■ **Exercise prompt**
From the first line to the last, give the listing again exactly.

■ **Exercise inputs**

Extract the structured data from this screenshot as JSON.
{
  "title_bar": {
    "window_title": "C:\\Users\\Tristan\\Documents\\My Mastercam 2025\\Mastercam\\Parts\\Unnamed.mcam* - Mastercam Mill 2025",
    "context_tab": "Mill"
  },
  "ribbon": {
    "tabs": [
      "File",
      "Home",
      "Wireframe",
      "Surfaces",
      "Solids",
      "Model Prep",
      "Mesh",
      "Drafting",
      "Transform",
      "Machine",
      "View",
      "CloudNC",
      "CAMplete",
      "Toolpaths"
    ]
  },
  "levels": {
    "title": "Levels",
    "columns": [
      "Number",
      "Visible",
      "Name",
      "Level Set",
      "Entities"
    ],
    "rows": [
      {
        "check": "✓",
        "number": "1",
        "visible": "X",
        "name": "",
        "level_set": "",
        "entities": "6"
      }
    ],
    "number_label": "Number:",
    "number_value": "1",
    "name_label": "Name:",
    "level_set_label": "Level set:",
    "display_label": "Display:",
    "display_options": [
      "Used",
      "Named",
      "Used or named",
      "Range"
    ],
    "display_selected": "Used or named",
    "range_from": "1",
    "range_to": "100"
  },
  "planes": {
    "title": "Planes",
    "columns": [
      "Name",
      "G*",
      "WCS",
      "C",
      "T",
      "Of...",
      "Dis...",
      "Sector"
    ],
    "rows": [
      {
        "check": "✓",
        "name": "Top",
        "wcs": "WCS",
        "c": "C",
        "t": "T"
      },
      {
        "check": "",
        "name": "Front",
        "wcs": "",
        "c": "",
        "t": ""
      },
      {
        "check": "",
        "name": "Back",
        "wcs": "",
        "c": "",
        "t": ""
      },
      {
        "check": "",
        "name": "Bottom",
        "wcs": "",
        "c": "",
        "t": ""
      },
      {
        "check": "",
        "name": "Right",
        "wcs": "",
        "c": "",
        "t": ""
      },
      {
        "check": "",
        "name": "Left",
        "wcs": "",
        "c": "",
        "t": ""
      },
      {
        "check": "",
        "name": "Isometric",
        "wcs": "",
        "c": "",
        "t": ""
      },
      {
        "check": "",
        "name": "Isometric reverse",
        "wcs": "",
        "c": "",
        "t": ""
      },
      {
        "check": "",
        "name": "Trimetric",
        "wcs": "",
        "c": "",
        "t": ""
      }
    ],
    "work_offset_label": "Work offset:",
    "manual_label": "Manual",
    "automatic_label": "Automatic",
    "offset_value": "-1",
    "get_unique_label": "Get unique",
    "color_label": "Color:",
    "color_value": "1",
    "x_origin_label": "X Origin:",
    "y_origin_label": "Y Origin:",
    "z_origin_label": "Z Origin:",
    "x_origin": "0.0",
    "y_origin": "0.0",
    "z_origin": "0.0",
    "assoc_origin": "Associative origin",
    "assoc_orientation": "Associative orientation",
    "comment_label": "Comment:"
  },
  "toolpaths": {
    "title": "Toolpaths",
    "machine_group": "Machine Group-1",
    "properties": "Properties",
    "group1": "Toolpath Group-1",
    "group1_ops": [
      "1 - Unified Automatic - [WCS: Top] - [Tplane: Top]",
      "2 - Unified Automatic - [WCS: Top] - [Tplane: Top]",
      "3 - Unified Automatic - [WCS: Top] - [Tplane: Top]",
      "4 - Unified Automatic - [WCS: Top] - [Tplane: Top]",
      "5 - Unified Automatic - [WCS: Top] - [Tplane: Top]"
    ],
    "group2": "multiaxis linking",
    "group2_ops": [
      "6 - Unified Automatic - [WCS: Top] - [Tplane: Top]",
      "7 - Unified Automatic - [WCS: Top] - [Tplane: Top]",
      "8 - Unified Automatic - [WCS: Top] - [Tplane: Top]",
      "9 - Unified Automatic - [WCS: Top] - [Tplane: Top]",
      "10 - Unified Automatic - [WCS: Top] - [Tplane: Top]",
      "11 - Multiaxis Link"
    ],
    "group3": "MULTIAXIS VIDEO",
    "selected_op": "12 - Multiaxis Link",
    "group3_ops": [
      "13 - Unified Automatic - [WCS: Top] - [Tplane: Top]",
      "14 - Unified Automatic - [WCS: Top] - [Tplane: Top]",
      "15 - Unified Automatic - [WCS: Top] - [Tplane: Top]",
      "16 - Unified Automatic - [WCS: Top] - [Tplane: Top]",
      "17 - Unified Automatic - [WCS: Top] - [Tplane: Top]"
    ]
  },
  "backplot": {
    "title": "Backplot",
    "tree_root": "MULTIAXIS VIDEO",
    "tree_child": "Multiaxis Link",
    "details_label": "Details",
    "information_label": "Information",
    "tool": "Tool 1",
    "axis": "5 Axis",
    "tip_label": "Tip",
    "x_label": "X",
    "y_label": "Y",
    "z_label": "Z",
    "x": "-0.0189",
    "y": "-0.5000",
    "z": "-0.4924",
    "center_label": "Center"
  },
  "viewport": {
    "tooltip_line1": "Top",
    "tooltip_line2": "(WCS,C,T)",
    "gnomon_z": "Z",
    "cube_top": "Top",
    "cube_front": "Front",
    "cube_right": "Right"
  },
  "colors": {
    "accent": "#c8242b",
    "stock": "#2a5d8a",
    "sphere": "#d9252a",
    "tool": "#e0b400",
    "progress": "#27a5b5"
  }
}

■ **Solution to this problem**
Extract the structured data from this screenshot as JSON.
{
  "title_bar": {
    "window_title": "C:\\Users\\Tristan\\Documents\\My Mastercam 2025\\Mastercam\\Parts\\Unnamed.mcam* - Mastercam Mill 2025",
    "context_tab": "Mill"
  },
  "ribbon": {
    "tabs": [
      "File",
      "Home",
      "Wireframe",
      "Surfaces",
      "Solids",
      "Model Prep",
      "Mesh",
      "Drafting",
      "Transform",
      "Machine",
      "View",
      "CloudNC",
      "CAMplete",
      "Toolpaths"
    ]
  },
  "levels": {
    "title": "Levels",
    "columns": [
      "Number",
      "Visible",
      "Name",
      "Level Set",
      "Entities"
    ],
    "rows": [
      {
        "check": "✓",
        "number": "1",
        "visible": "X",
        "name": "",
        "level_set": "",
        "entities": "6"
      }
    ],
    "number_label": "Number:",
    "number_value": "1",
    "name_label": "Name:",
    "level_set_label": "Level set:",
    "display_label": "Display:",
    "display_options": [
      "Used",
      "Named",
      "Used or named",
      "Range"
    ],
    "display_selected": "Used or named",
    "range_from": "1",
    "range_to": "100"
  },
  "planes": {
    "title": "Planes",
    "columns": [
      "Name",
      "G*",
      "WCS",
      "C",
      "T",
      "Of...",
      "Dis...",
      "Sector"
    ],
    "rows": [
      {
        "check": "✓",
        "name": "Top",
        "wcs": "WCS",
        "c": "C",
        "t": "T"
      },
      {
        "check": "",
        "name": "Front",
        "wcs": "",
        "c": "",
        "t": ""
      },
      {
        "check": "",
        "name": "Back",
        "wcs": "",
        "c": "",
        "t": ""
      },
      {
        "check": "",
        "name": "Bottom",
        "wcs": "",
        "c": "",
        "t": ""
      },
      {
        "check": "",
        "name": "Right",
        "wcs": "",
        "c": "",
        "t": ""
      },
      {
        "check": "",
        "name": "Left",
        "wcs": "",
        "c": "",
        "t": ""
      },
      {
        "check": "",
        "name": "Isometric",
        "wcs": "",
        "c": "",
        "t": ""
      },
      {
        "check": "",
        "name": "Isometric reverse",
        "wcs": "",
        "c": "",
        "t": ""
      },
      {
        "check": "",
        "name": "Trimetric",
        "wcs": "",
        "c": "",
        "t": ""
      }
    ],
    "work_offset_label": "Work offset:",
    "manual_label": "Manual",
    "automatic_label": "Automatic",
    "offset_value": "-1",
    "get_unique_label": "Get unique",
    "color_label": "Color:",
    "color_value": "1",
    "x_origin_label": "X Origin:",
    "y_origin_label": "Y Origin:",
    "z_origin_label": "Z Origin:",
    "x_origin": "0.0",
    "y_origin": "0.0",
    "z_origin": "0.0",
    "assoc_origin": "Associative origin",
    "assoc_orientation": "Associative orientation",
    "comment_label": "Comment:"
  },
  "toolpaths": {
    "title": "Toolpaths",
    "machine_group": "Machine Group-1",
    "properties": "Properties",
    "group1": "Toolpath Group-1",
    "group1_ops": [
      "1 - Unified Automatic - [WCS: Top] - [Tplane: Top]",
      "2 - Unified Automatic - [WCS: Top] - [Tplane: Top]",
      "3 - Unified Automatic - [WCS: Top] - [Tplane: Top]",
      "4 - Unified Automatic - [WCS: Top] - [Tplane: Top]",
      "5 - Unified Automatic - [WCS: Top] - [Tplane: Top]"
    ],
    "group2": "multiaxis linking",
    "group2_ops": [
      "6 - Unified Automatic - [WCS: Top] - [Tplane: Top]",
      "7 - Unified Automatic - [WCS: Top] - [Tplane: Top]",
      "8 - Unified Automatic - [WCS: Top] - [Tplane: Top]",
      "9 - Unified Automatic - [WCS: Top] - [Tplane: Top]",
      "10 - Unified Automatic - [WCS: Top] - [Tplane: Top]",
      "11 - Multiaxis Link"
    ],
    "group3": "MULTIAXIS VIDEO",
    "selected_op": "12 - Multiaxis Link",
    "group3_ops": [
      "13 - Unified Automatic - [WCS: Top] - [Tplane: Top]",
      "14 - Unified Automatic - [WCS: Top] - [Tplane: Top]",
      "15 - Unified Automatic - [WCS: Top] - [Tplane: Top]",
      "16 - Unified Automatic - [WCS: Top] - [Tplane: Top]",
      "17 - Unified Automatic - [WCS: Top] - [Tplane: Top]"
    ]
  },
  "backplot": {
    "title": "Backplot",
    "tree_root": "MULTIAXIS VIDEO",
    "tree_child": "Multiaxis Link",
    "details_label": "Details",
    "information_label": "Information",
    "tool": "Tool 1",
    "axis": "5 Axis",
    "tip_label": "Tip",
    "x_label": "X",
    "y_label": "Y",
    "z_label": "Z",
    "x": "-0.0189",
    "y": "-0.5000",
    "z": "-0.4924",
    "center_label": "Center"
  },
  "viewport": {
    "tooltip_line1": "Top",
    "tooltip_line2": "(WCS,C,T)",
    "gnomon_z": "Z",
    "cube_top": "Top",
    "cube_front": "Front",
    "cube_right": "Right"
  },
  "colors": {
    "accent": "#c8242b",
    "stock": "#2a5d8a",
    "sphere": "#d9252a",
    "tool": "#e0b400",
    "progress": "#27a5b5"
  }
}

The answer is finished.